Section 377 Arguments Summary Day 2: July 11, 2018.

Today, at 11.30 a.m., in a packed courtroom, the five judge bench comprising Chief Justice Dipak Misra,  Justice Ajay Manikrao Khanwilkar, Justice D.Y. Chandrachud, Justice Indu Malhotra and Justice Rohinton Nariman resumed hearing the challenge to the constitutionality of Section 377 of the Indian Penal Code, 1860.

 

Mr. Saurabh Kripal representing one of the petitioners resumed his arguments by stating that though the present lis was on the constitutionality of Section 377, sexual acts, though significant was only a singular aspect of the LGBT question. It was pertinent that the nature of these relationships itself be granted protection under Part III of the Indian constitution. He then cited relevant portions from Shafin Jahan and Shakti Vahini cases. He specifically alluded to the recognition of sexual orientation and gender identity in NALSA judgment.

 

Menaka Guruswamy began her submissions on behalf of an association of 350 people belonging to LGBT community from the Indian Institute of Technology. She made a passionate plea that Section 377 of the Indian Penal Code, 1860 violates Article 15 of the Indian Constitution.  Article 15 gives protection against discrimination on the ground of sex which includes sexual orientation.

 

LGBT citizens are denied full participation in professional life.  It impoverished the political discourse for the LGBT community. She specifically alluded to a Kenyan case where the court had relied on the Supreme Court’s judgment in Puttaswamy. She also expressed a fervent desire of the Supreme Court of India doing the same with respect to Section 377.

 

Ms. Guruswamy then proceeded to demonstrate that Section 377 is manifestly arbitrary. She specifically cited Shayara Bano v. Union of India where Justice Nariman used  “manifestly arbitrary” doctrine to strike down the practice of instantaneous triple talaq. She argued that  “Manifestly arbitrary” includes “something done by the legislature capriciously, irrationally, and/or without adequate determinative principle.” Justice Nariman and Justice Chandrachud nodded in agreement with Ms. Guruswamy’s point.

 

She also referred to Verma Committee Report which stated that sex includes sexual orientation. Accordingly, there are different sexual orientations in society. She referred to a statement issued by the Indian Psychiatric Society recently which held that homosexuality is not a psychiatric disorder. It is similar to heterosexuality and bisexuality. She stressed that criminalization leads to low self-esteem amongst the LGBT community. She pointed out that Indian Psychiatric Society supports decriminalization of homosexuality.

 

She then took the bench through a series of decisions by courts across the world. She specifically referred to the Canadian Supreme Court case Vriend v Alberta which held that “sexual orientation is a deeply personal characteristic that is either unchangeable or changeable only at unacceptable personal costs”. In the South African case of National Coalition of Gay and Lesbian Equality & Anr, it was held that the impugned sodomy statute had the symbolic effect of treating all gay men as criminals.

 

Taking a cue from the South African case, she said passionately that Section 377 made the daily lives of affected people vulnerable and insecure just like the apartheid era.She then proceeded to demonstrate how Section 377 affects the employment prospects of the LGBT community. Justice Misra specifically enquired if there are any specific rules which prevents the LGBT community from access to jobs.

 

Ms. Guruswamy referred to the All India Services Rules and the Central Civil Services Rules, a public official can be discriminated on the basis of a criminal charge or conviction. She then briefly alluded to the confidence that transgender people had acquired in the public sphere post NALSA judgment. Justice Chandrachud observed that Section 377 of the IPC has a chilling effect on both public and private employment. With this observation, the bench proceeded for lunch.

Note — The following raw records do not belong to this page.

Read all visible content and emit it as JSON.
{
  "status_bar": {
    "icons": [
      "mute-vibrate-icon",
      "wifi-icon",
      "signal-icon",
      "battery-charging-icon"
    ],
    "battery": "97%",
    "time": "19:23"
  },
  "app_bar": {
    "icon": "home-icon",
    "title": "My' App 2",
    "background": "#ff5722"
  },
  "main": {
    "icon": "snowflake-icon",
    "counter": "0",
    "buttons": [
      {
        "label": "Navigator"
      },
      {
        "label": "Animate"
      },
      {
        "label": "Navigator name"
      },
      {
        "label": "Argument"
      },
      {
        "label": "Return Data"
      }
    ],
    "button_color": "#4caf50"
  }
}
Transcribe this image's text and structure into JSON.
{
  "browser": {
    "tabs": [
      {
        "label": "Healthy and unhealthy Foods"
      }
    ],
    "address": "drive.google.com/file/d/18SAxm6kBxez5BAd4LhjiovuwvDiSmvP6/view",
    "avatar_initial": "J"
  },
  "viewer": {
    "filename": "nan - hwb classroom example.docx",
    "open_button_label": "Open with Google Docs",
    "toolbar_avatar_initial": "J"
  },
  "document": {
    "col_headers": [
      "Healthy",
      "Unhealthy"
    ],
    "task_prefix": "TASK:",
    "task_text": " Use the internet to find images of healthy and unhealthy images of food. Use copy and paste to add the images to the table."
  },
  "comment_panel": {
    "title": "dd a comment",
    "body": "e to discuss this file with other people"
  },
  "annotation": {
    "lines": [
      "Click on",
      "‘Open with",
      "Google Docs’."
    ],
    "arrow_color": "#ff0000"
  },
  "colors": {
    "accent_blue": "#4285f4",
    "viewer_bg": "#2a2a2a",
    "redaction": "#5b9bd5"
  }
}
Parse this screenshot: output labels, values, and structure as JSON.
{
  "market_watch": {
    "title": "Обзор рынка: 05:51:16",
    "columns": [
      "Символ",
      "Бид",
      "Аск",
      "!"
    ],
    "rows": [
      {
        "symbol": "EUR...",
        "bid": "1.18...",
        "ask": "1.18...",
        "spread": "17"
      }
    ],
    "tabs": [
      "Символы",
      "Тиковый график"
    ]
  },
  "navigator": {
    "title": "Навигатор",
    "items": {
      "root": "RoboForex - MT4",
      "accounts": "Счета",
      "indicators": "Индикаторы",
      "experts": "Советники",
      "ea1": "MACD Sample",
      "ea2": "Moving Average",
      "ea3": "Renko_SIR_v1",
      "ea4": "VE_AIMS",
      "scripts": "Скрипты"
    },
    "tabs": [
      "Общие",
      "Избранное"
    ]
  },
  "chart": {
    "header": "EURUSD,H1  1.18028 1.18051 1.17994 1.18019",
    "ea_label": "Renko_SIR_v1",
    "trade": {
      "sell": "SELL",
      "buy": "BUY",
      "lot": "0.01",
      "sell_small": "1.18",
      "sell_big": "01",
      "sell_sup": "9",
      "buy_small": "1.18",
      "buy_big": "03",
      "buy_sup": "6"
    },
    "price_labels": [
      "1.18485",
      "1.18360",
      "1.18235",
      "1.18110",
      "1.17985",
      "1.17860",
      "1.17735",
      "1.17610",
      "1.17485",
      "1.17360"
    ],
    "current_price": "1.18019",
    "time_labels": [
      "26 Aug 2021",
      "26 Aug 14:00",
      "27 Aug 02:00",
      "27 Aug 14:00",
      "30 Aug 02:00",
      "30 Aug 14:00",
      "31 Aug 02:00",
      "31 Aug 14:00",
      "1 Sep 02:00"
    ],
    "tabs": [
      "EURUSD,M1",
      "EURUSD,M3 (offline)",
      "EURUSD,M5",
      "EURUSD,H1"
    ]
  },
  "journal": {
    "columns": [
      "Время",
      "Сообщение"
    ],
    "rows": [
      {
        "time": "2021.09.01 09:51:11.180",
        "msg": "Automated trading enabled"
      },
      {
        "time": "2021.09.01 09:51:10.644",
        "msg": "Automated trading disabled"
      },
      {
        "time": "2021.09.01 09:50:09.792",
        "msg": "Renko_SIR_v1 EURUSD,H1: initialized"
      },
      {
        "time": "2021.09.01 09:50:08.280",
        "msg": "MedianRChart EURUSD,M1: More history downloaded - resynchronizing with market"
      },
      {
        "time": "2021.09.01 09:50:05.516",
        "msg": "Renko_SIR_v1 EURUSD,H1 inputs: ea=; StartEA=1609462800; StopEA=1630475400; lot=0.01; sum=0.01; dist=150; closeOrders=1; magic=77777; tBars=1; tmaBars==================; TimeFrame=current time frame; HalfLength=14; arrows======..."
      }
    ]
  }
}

                                                                                                                              (The Report has been prepared by Mr. Samya Chatterjee)